**ASSIGNED TASK:** Scan the data below and copy each line where "icon" occurs.

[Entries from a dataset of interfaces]
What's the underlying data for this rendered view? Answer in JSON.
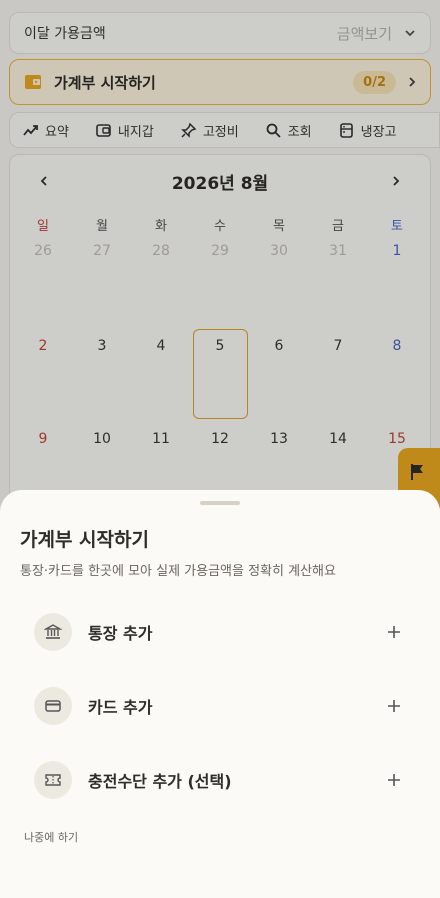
{
  "budget": {
    "label": "이달 가용금액",
    "view": "금액보기"
  },
  "banner": {
    "title": "가계부 시작하기",
    "progress": "0/2"
  },
  "tabs": [
    {
      "label": "요약",
      "icon": "trend-icon"
    },
    {
      "label": "내지갑",
      "icon": "wallet-icon"
    },
    {
      "label": "고정비",
      "icon": "pin-icon"
    },
    {
      "label": "조회",
      "icon": "search-icon"
    },
    {
      "label": "냉장고",
      "icon": "fridge-icon"
    }
  ],
  "calendar": {
    "month": "2026년 8월",
    "weekdays": [
      "일",
      "월",
      "화",
      "수",
      "목",
      "금",
      "토"
    ],
    "week1": [
      "26",
      "27",
      "28",
      "29",
      "30",
      "31",
      "1"
    ],
    "week2": [
      "2",
      "3",
      "4",
      "5",
      "6",
      "7",
      "8"
    ],
    "week3": [
      "9",
      "10",
      "11",
      "12",
      "13",
      "14",
      "15"
    ]
  },
  "sheet": {
    "title": "가계부 시작하기",
    "subtitle": "통장·카드를 한곳에 모아 실제 가용금액을 정확히 계산해요",
    "options": [
      {
        "label": "통장 추가",
        "icon": "bank-icon"
      },
      {
        "label": "카드 추가",
        "icon": "card-icon"
      },
      {
        "label": "충전수단 추가 (선택)",
        "icon": "ticket-icon"
      }
    ],
    "later": "나중에 하기"
  },
  "colors": {
    "accent": "#e9a91f",
    "sunday": "#c0463c",
    "saturday": "#4a68c6"
  }
}
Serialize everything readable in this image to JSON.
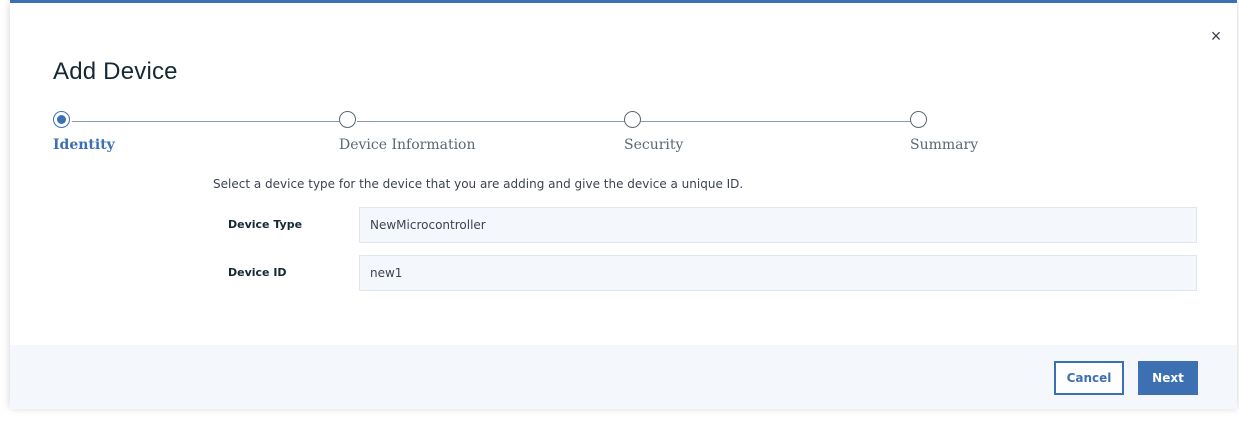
{
  "dialog": {
    "title": "Add Device",
    "close_glyph": "×",
    "accent_color": "#3d70b2"
  },
  "stepper": {
    "steps": [
      {
        "label": "Identity",
        "state": "active"
      },
      {
        "label": "Device Information",
        "state": "pending"
      },
      {
        "label": "Security",
        "state": "pending"
      },
      {
        "label": "Summary",
        "state": "pending"
      }
    ]
  },
  "form": {
    "description": "Select a device type for the device that you are adding and give the device a unique ID.",
    "device_type": {
      "label": "Device Type",
      "value": "NewMicrocontroller"
    },
    "device_id": {
      "label": "Device ID",
      "value": "new1"
    }
  },
  "footer": {
    "cancel_label": "Cancel",
    "next_label": "Next"
  }
}
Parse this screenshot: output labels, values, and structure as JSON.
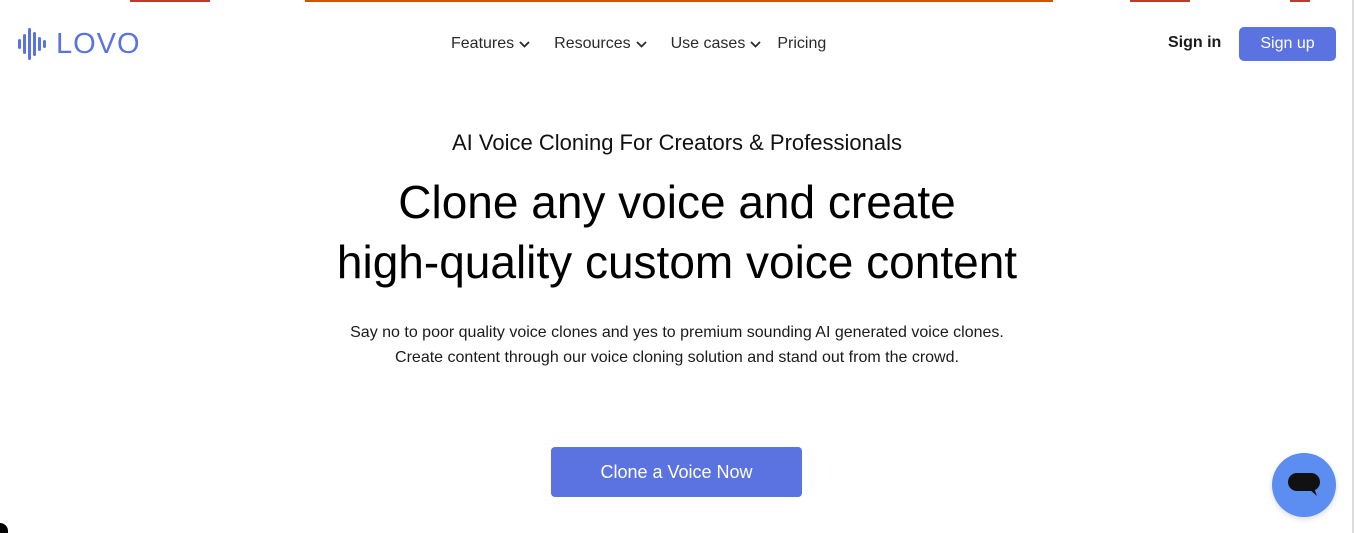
{
  "brand": {
    "name": "LOVO",
    "color": "#5b73e0"
  },
  "nav": {
    "items": [
      {
        "label": "Features",
        "icon": "chevron-down-icon"
      },
      {
        "label": "Resources",
        "icon": "chevron-down-icon"
      },
      {
        "label": "Use cases",
        "icon": "chevron-down-icon"
      },
      {
        "label": "Pricing"
      }
    ]
  },
  "auth": {
    "sign_in_label": "Sign in",
    "sign_up_label": "Sign up"
  },
  "hero": {
    "eyebrow": "AI Voice Cloning For Creators & Professionals",
    "headline_line1": "Clone any voice and create",
    "headline_line2": "high-quality custom voice content",
    "subtext_line1": "Say no to poor quality voice clones and yes to premium sounding AI generated voice clones.",
    "subtext_line2": "Create content through our voice cloning solution and stand out from the crowd.",
    "cta_label": "Clone a Voice Now"
  },
  "chat_widget": {
    "icon": "chat-bubble-icon",
    "color": "#5b8ef0"
  },
  "colors": {
    "accent": "#5b73e0"
  }
}
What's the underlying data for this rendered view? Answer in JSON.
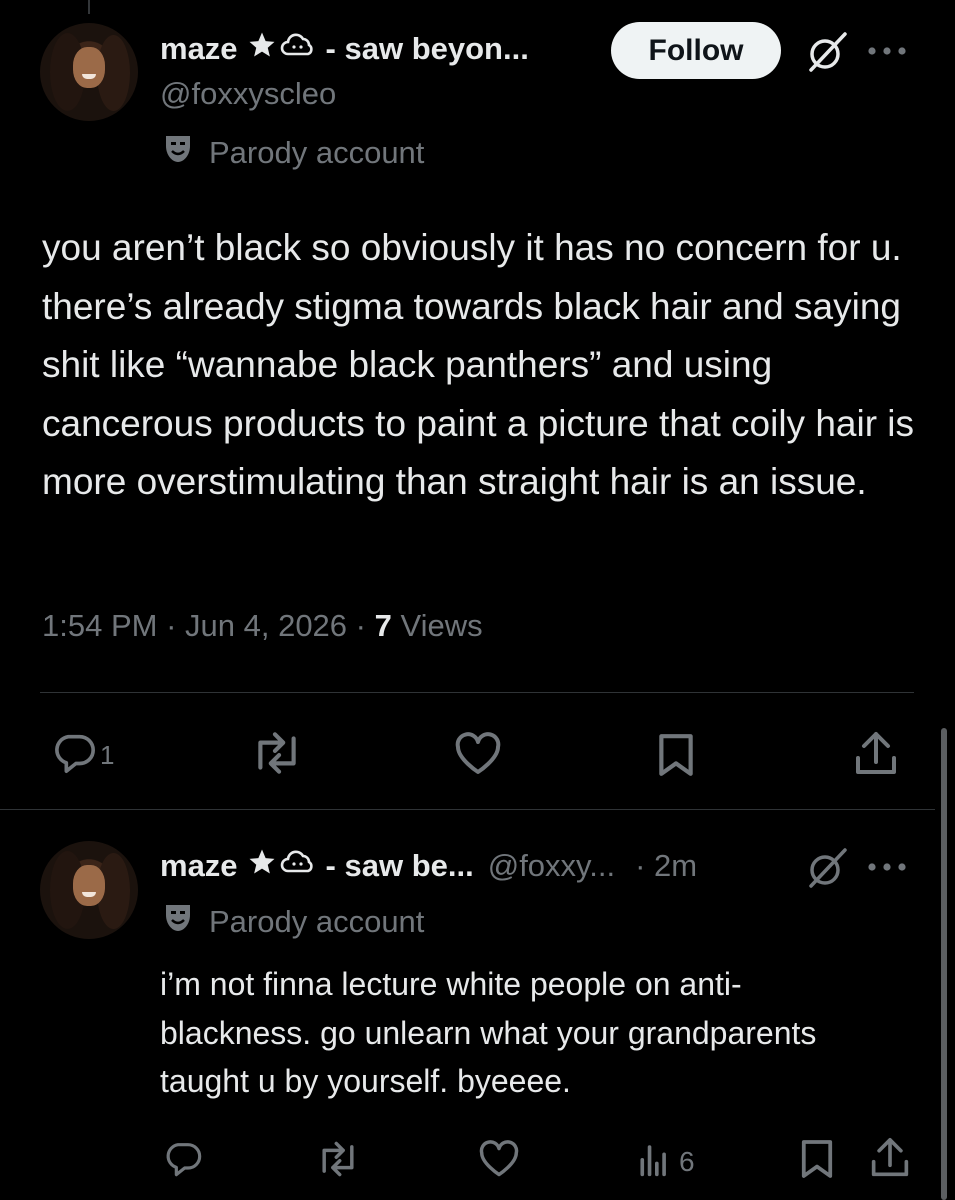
{
  "tweet": {
    "display_name": "maze ★😶‍🌫️ - saw beyon...",
    "name_text": "maze",
    "name_suffix": "- saw beyon...",
    "handle": "@foxxyscleo",
    "follow_label": "Follow",
    "parody_label": "Parody account",
    "body": "you aren’t black so obviously it has no concern for u. there’s already stigma towards black hair and saying shit like “wannabe black panthers” and using cancerous products to paint a picture that coily hair is more overstimulating than straight hair is an issue.",
    "time": "1:54 PM",
    "date": "Jun 4, 2026",
    "views_count": "7",
    "views_label": "Views",
    "reply_count": "1"
  },
  "reply": {
    "name_text": "maze",
    "name_suffix": "- saw be...",
    "handle": "@foxxy...",
    "age": "· 2m",
    "parody_label": "Parody account",
    "body": "i’m not finna lecture white people on anti-blackness. go unlearn what your grandparents taught u by yourself. byeeee.",
    "views_count": "6"
  },
  "colors": {
    "background": "#000000",
    "text": "#e7e9ea",
    "muted": "#71767b",
    "divider": "#2f3336",
    "follow_bg": "#eff3f4"
  }
}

**OUTPUT BELOW:**
      "icon": "trend-icon"
      "icon": "wallet-icon"
      "icon": "pin-icon"
      "icon": "search-icon"
      "icon": "fridge-icon"
        "icon": "bank-icon"
        "icon": "card-icon"
        "icon": "ticket-icon"
        "icon": "chevron-down-icon"
        "icon": "chevron-down-icon"
        "icon": "chevron-down-icon"
    "icon": "chat-bubble-icon",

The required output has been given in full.